From the data below, return each line in which the string "icon" is found.

Extracted entries:
▽

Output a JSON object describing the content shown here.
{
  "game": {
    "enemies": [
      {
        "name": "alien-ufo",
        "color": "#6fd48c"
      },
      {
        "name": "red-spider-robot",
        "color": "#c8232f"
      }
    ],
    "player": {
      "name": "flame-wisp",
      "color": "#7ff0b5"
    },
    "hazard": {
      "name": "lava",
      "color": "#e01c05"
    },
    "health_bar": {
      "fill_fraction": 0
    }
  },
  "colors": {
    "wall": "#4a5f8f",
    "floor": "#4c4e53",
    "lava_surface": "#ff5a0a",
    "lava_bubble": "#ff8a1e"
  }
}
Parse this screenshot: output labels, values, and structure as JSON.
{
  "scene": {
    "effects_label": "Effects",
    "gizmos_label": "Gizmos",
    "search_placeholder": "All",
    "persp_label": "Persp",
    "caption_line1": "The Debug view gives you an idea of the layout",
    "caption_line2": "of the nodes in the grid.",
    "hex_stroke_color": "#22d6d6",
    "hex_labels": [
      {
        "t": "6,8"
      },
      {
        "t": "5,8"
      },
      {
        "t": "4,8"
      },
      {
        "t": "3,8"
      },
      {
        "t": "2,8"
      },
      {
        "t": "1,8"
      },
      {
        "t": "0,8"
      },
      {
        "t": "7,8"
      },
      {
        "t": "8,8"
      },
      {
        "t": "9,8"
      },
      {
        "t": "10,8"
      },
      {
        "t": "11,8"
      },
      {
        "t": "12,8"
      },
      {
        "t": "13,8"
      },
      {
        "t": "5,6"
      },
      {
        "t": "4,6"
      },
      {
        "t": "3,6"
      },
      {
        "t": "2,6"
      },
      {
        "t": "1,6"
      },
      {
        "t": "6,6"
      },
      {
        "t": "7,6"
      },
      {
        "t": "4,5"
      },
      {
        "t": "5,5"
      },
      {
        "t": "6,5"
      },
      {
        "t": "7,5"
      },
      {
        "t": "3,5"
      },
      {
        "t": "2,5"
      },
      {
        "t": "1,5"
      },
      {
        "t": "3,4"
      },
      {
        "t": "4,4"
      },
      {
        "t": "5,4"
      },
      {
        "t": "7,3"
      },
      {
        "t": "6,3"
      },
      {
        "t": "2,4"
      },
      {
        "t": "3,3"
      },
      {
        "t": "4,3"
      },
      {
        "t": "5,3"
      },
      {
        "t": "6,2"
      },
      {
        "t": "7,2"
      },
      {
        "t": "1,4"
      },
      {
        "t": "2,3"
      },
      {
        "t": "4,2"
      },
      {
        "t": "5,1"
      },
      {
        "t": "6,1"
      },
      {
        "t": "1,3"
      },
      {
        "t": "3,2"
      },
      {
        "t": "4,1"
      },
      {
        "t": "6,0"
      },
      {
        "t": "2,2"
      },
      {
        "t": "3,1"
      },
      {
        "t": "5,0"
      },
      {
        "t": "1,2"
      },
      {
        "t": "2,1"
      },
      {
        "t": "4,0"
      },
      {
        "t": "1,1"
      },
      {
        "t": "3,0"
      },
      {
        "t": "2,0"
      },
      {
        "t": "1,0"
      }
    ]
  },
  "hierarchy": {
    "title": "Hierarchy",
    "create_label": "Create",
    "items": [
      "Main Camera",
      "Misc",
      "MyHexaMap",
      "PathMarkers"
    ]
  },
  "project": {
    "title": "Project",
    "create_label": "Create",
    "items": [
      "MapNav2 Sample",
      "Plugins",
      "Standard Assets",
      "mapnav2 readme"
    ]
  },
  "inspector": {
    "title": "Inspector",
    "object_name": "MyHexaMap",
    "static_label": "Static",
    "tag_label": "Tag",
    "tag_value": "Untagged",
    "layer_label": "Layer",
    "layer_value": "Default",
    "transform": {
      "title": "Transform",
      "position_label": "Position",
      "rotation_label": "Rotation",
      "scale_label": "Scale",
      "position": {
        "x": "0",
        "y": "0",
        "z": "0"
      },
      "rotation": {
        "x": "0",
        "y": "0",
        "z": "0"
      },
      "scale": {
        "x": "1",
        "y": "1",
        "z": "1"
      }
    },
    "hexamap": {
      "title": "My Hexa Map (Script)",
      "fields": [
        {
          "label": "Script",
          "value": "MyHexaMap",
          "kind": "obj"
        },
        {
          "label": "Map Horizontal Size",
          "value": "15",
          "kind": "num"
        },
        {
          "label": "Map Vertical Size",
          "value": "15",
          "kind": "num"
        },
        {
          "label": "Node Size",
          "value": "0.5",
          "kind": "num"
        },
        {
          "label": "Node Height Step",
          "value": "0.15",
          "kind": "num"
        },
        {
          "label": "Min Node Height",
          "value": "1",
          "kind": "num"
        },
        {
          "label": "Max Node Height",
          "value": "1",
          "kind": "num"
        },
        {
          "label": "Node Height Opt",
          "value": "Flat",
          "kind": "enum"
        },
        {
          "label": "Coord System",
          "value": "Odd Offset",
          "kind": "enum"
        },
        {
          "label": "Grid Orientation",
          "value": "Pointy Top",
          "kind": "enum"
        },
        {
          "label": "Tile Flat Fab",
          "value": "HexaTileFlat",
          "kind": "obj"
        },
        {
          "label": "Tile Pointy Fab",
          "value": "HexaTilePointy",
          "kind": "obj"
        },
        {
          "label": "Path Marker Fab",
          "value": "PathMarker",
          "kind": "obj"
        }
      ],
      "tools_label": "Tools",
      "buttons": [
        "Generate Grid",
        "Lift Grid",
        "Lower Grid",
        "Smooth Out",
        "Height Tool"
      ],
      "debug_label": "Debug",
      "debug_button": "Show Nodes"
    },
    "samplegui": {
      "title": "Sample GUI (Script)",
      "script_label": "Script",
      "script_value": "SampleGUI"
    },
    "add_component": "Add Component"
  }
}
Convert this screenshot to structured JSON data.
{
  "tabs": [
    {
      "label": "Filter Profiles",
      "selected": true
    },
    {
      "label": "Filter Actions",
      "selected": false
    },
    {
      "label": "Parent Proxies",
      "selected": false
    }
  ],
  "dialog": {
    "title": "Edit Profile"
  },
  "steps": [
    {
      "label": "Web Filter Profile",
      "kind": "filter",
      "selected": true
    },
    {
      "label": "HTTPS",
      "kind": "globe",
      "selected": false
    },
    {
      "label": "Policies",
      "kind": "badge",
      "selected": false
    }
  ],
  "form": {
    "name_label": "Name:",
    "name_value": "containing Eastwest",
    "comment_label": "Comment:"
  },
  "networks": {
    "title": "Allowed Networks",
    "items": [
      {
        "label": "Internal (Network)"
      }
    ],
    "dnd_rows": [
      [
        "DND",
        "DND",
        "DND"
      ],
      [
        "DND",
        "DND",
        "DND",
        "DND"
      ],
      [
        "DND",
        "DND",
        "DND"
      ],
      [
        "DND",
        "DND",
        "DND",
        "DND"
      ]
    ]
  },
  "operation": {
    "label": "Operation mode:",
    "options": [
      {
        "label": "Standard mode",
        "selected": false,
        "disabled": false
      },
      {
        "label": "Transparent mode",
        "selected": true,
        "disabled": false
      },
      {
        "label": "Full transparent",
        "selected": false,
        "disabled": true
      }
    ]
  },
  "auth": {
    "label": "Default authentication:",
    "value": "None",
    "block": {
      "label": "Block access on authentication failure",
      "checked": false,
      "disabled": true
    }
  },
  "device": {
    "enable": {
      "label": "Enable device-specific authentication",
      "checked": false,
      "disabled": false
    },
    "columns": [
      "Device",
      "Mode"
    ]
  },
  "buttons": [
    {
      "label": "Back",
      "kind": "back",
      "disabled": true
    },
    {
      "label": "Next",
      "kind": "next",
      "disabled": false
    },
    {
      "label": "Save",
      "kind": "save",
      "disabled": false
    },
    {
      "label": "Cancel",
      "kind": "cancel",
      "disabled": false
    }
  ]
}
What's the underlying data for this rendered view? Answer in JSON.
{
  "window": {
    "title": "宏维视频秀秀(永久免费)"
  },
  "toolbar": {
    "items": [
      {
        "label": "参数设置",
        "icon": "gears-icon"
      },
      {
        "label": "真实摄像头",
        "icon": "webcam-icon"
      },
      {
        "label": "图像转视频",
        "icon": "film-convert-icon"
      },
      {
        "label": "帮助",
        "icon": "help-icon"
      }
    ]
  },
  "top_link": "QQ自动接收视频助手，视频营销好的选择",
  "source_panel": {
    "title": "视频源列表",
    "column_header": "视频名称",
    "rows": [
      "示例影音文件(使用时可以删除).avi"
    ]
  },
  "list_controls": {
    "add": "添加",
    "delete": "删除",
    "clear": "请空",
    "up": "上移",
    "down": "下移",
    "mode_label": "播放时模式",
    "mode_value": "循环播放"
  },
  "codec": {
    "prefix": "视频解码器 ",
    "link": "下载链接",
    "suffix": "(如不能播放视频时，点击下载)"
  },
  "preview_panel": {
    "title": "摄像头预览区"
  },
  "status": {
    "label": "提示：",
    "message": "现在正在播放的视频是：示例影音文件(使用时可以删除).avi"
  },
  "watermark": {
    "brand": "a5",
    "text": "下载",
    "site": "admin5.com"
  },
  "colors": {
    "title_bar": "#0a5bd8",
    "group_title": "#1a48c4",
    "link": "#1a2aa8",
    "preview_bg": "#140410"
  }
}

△

Answer below:
        "icon": "gears-icon"
        "icon": "webcam-icon"
        "icon": "film-convert-icon"
        "icon": "help-icon"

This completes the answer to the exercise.